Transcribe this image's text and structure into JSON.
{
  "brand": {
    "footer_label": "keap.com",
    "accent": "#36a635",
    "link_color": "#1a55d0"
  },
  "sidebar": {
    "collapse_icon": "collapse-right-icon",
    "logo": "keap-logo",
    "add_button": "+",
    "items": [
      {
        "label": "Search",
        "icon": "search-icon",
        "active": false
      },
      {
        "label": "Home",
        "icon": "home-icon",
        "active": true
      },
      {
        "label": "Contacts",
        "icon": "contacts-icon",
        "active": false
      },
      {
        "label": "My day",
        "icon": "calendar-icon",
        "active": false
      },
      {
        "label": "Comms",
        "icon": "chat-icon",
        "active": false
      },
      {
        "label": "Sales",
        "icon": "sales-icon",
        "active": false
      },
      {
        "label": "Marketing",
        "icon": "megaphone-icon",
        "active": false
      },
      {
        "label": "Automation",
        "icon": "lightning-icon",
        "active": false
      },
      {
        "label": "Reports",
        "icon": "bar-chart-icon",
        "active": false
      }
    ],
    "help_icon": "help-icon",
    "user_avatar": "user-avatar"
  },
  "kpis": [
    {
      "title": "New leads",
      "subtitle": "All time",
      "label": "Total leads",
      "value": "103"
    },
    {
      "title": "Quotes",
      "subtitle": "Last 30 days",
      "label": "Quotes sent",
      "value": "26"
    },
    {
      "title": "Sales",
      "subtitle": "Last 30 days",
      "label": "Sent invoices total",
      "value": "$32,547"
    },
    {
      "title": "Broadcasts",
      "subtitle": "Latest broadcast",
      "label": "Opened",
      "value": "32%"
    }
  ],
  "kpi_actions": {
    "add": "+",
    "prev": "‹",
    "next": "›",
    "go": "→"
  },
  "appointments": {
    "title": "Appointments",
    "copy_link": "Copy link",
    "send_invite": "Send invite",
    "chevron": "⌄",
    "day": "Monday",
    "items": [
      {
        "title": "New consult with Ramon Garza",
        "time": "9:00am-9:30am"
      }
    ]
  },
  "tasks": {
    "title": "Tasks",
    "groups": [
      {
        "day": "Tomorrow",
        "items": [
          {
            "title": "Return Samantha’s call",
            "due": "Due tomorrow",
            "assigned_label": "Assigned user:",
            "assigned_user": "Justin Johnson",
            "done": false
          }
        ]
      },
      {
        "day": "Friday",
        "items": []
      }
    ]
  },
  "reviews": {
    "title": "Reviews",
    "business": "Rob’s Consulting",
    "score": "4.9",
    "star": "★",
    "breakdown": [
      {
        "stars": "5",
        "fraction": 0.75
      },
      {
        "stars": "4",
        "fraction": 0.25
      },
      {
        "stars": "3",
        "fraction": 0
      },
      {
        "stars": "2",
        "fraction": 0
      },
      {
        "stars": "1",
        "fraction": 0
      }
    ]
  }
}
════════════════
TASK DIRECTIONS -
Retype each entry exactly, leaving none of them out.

SOLUTION BELOW -
Transcribe this image's text and structure into JSON.
{
  "brand": {
    "footer_label": "keap.com",
    "accent": "#36a635",
    "link_color": "#1a55d0"
  },
  "sidebar": {
    "collapse_icon": "collapse-right-icon",
    "logo": "keap-logo",
    "add_button": "+",
    "items": [
      {
        "label": "Search",
        "icon": "search-icon",
        "active": false
      },
      {
        "label": "Home",
        "icon": "home-icon",
        "active": true
      },
      {
        "label": "Contacts",
        "icon": "contacts-icon",
        "active": false
      },
      {
        "label": "My day",
        "icon": "calendar-icon",
        "active": false
      },
      {
        "label": "Comms",
        "icon": "chat-icon",
        "active": false
      },
      {
        "label": "Sales",
        "icon": "sales-icon",
        "active": false
      },
      {
        "label": "Marketing",
        "icon": "megaphone-icon",
        "active": false
      },
      {
        "label": "Automation",
        "icon": "lightning-icon",
        "active": false
      },
      {
        "label": "Reports",
        "icon": "bar-chart-icon",
        "active": false
      }
    ],
    "help_icon": "help-icon",
    "user_avatar": "user-avatar"
  },
  "kpis": [
    {
      "title": "New leads",
      "subtitle": "All time",
      "label": "Total leads",
      "value": "103"
    },
    {
      "title": "Quotes",
      "subtitle": "Last 30 days",
      "label": "Quotes sent",
      "value": "26"
    },
    {
      "title": "Sales",
      "subtitle": "Last 30 days",
      "label": "Sent invoices total",
      "value": "$32,547"
    },
    {
      "title": "Broadcasts",
      "subtitle": "Latest broadcast",
      "label": "Opened",
      "value": "32%"
    }
  ],
  "kpi_actions": {
    "add": "+",
    "prev": "‹",
    "next": "›",
    "go": "→"
  },
  "appointments": {
    "title": "Appointments",
    "copy_link": "Copy link",
    "send_invite": "Send invite",
    "chevron": "⌄",
    "day": "Monday",
    "items": [
      {
        "title": "New consult with Ramon Garza",
        "time": "9:00am-9:30am"
      }
    ]
  },
  "tasks": {
    "title": "Tasks",
    "groups": [
      {
        "day": "Tomorrow",
        "items": [
          {
            "title": "Return Samantha’s call",
            "due": "Due tomorrow",
            "assigned_label": "Assigned user:",
            "assigned_user": "Justin Johnson",
            "done": false
          }
        ]
      },
      {
        "day": "Friday",
        "items": []
      }
    ]
  },
  "reviews": {
    "title": "Reviews",
    "business": "Rob’s Consulting",
    "score": "4.9",
    "star": "★",
    "breakdown": [
      {
        "stars": "5",
        "fraction": 0.75
      },
      {
        "stars": "4",
        "fraction": 0.25
      },
      {
        "stars": "3",
        "fraction": 0
      },
      {
        "stars": "2",
        "fraction": 0
      },
      {
        "stars": "1",
        "fraction": 0
      }
    ]
  }
}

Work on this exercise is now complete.